Buying levels in WAR
Arkenor covers the new Warhammer Online account entitlement purchasing service –- a cash shop by any other name. As well as the (now usual) server transfers, vanity pet, shiny cosmetic trinkets for your armour and mounts, they are also selling a ‘specialised training pack’ which grants one level to all of your characters.
Naturally this has the blogosphere up in arms, but I wonder if selling a single level for an inflated price is really such a game breaking issue. I remember many times when playing DaoC wishing I had the option to pay to jump ahead a level or two, particularly if I’d hit a hell level or was just tired of the final stretch of the level grind.
The fact that players even adopted the name ‘hell levels’ for levels that seem unusually difficult to pass during the levelling phase of the game shows how common a phenomenon it was in older games.

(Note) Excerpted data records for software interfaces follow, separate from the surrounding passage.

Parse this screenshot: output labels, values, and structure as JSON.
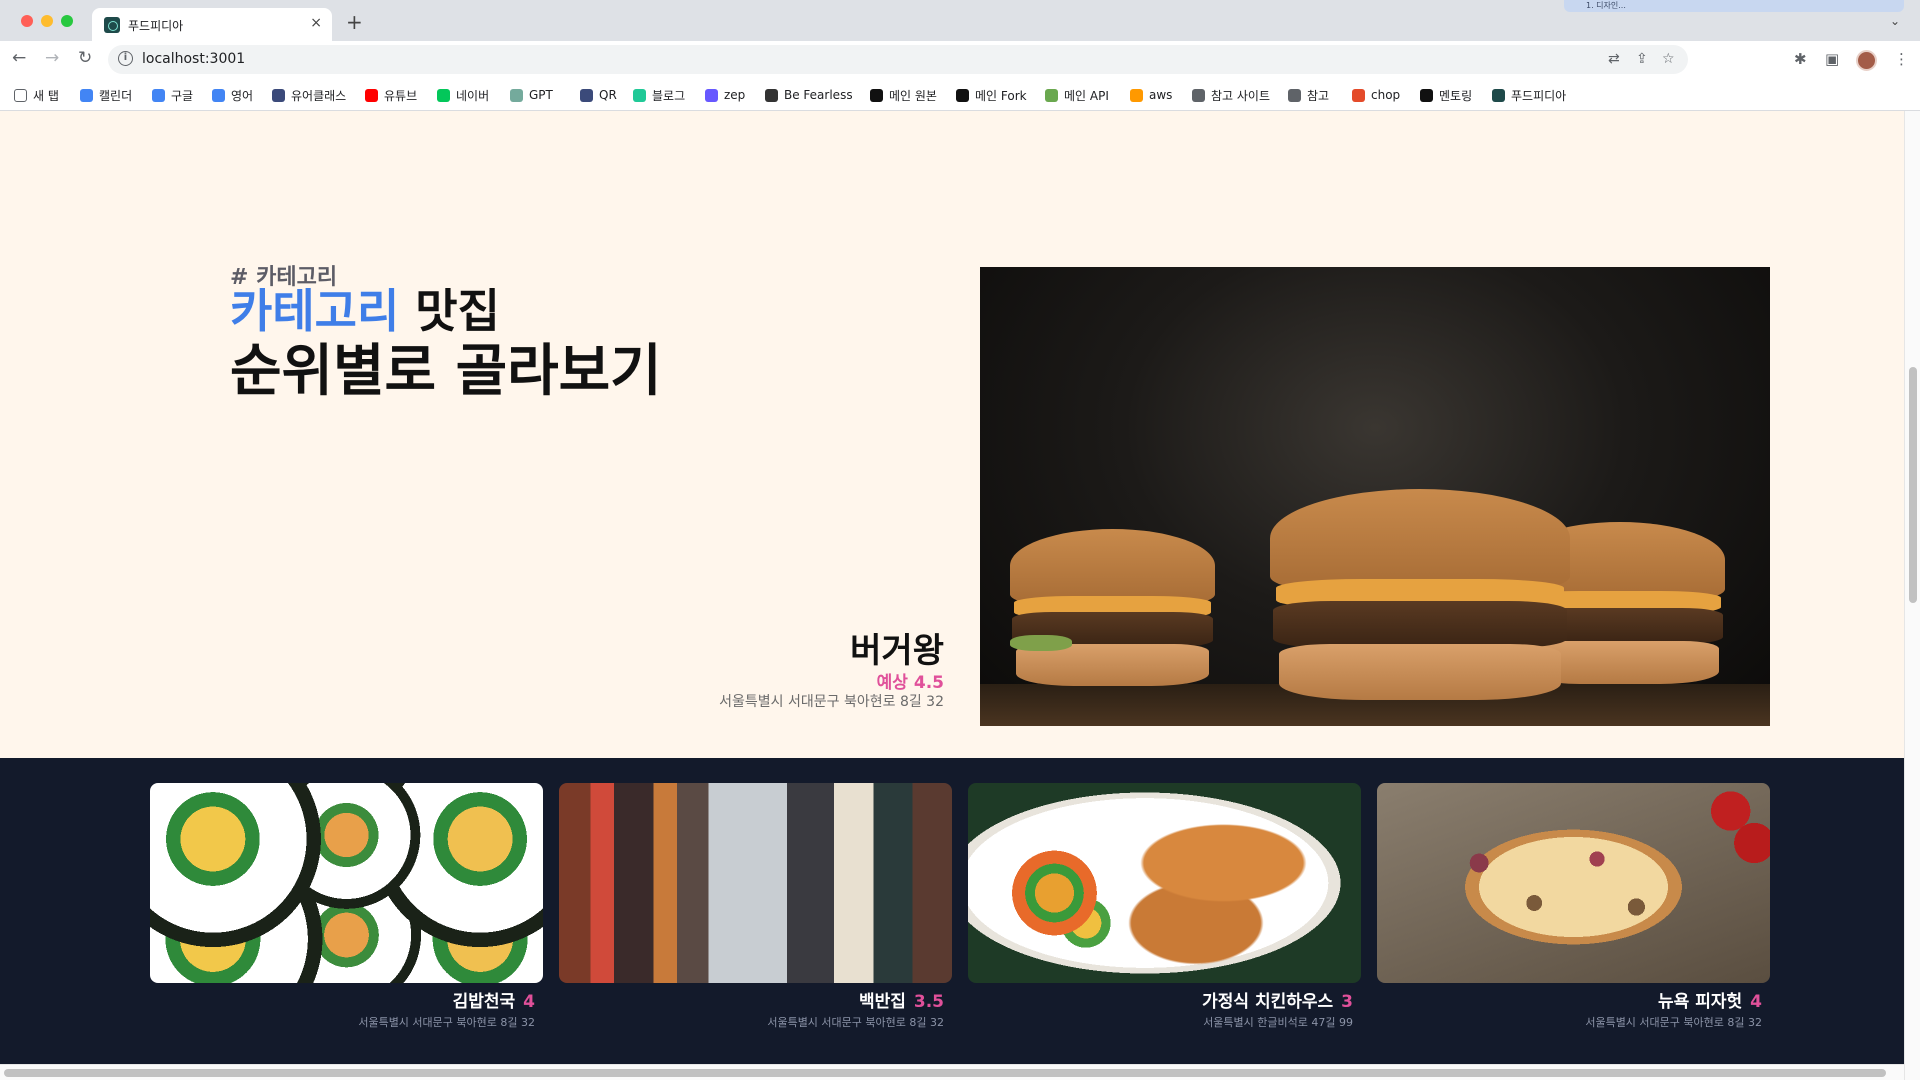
{
  "browser": {
    "tab_title": "푸드피디아",
    "tab_close": "×",
    "new_tab": "+",
    "ghost_tab": "1. 디자인...",
    "url": "localhost:3001",
    "bookmarks": [
      {
        "label": "새 탭",
        "icon": "square-outline-icon",
        "color": "#ffffff"
      },
      {
        "label": "캘린더",
        "icon": "calendar-icon",
        "color": "#4285f4"
      },
      {
        "label": "구글",
        "icon": "google-icon",
        "color": "#4285f4"
      },
      {
        "label": "영어",
        "icon": "google-icon",
        "color": "#4285f4"
      },
      {
        "label": "유어클래스",
        "icon": "class-icon",
        "color": "#3b4a7a"
      },
      {
        "label": "유튜브",
        "icon": "youtube-icon",
        "color": "#ff0000"
      },
      {
        "label": "네이버",
        "icon": "naver-icon",
        "color": "#03c75a"
      },
      {
        "label": "GPT",
        "icon": "openai-icon",
        "color": "#74aa9c"
      },
      {
        "label": "QR",
        "icon": "qr-icon",
        "color": "#3b4a7a"
      },
      {
        "label": "블로그",
        "icon": "velog-icon",
        "color": "#20c997"
      },
      {
        "label": "zep",
        "icon": "zep-icon",
        "color": "#6758ff"
      },
      {
        "label": "Be Fearless",
        "icon": "eye-icon",
        "color": "#333333"
      },
      {
        "label": "메인 원본",
        "icon": "github-icon",
        "color": "#111111"
      },
      {
        "label": "메인 Fork",
        "icon": "github-icon",
        "color": "#111111"
      },
      {
        "label": "메인 API",
        "icon": "puzzle-icon",
        "color": "#6aa84f"
      },
      {
        "label": "aws",
        "icon": "aws-cube-icon",
        "color": "#ff9900"
      },
      {
        "label": "참고 사이트",
        "icon": "folder-icon",
        "color": "#5f6368"
      },
      {
        "label": "참고",
        "icon": "folder-icon",
        "color": "#5f6368"
      },
      {
        "label": "chop",
        "icon": "apple-icon",
        "color": "#e44b2a"
      },
      {
        "label": "멘토링",
        "icon": "notion-icon",
        "color": "#111111"
      },
      {
        "label": "푸드피디아",
        "icon": "foodpedia-icon",
        "color": "#1e4a4a"
      }
    ]
  },
  "hero": {
    "subtitle": "# 카테고리",
    "title_accent": "카테고리",
    "title_rest": " 맛집",
    "title_line2": "순위별로 골라보기",
    "featured": {
      "name": "버거왕",
      "rating": "예상 4.5",
      "address": "서울특별시 서대문구 북아현로 8길 32"
    }
  },
  "cards": [
    {
      "name": "김밥천국",
      "rating": "4",
      "address": "서울특별시 서대문구 북아현로 8길 32",
      "image": "kimbap"
    },
    {
      "name": "백반집",
      "rating": "3.5",
      "address": "서울특별시 서대문구 북아현로 8길 32",
      "image": "street"
    },
    {
      "name": "가정식 치킨하우스",
      "rating": "3",
      "address": "서울특별시 한글비석로 47길 99",
      "image": "chicken"
    },
    {
      "name": "뉴욕 피자헛",
      "rating": "4",
      "address": "서울특별시 서대문구 북아현로 8길 32",
      "image": "pizza"
    }
  ],
  "colors": {
    "page_bg": "#fff6ec",
    "accent_blue": "#3f7ee8",
    "rating_pink": "#e0509a",
    "band_bg": "#131a2b"
  }
}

Obviously we like to think that slicker design solved the hell level problem in modern MMOs, but does it matter if someone is desperate to pay to level up?
Hadrune argues that none of the new WAR cash shop items are gamebreakers, and feels that they are all optional.
To my mind, the proof of this particular pudding will come not when cash shops are added to sub games, but in how game design changes in future to make better use of them. Maybe adding the facility to buy a level is not a great solution to the hell level problem, but it’s far worse if hell levels are deliberately designed into the game to entice people to buy.
That’s the slippery slope argument. And it hasn’t happened yet.
Zynga takes in game advertising
Zynga, as we know, has no qualms about maintaining the purity of the gaming environment, and what could be more immersive than finding an advert for Megamind inside your Farmville?
Gamasutra notes that their current partnership with DreamWorks isn’t the first advertising promotion that they have run. Presumably it’s another good source of income for them so expect more in the future. And there’s no mention of allowing players to pay to avoid the ads.
I would argue that Zynga’s route is likely to prove far more ruinous for MMOs than WARs. Buying your way past a hell level isn’t in the same league as encouraging all your players to dismiss the idea that immersion in a virtual world has any value at all, or is something they might miss when it’s gone.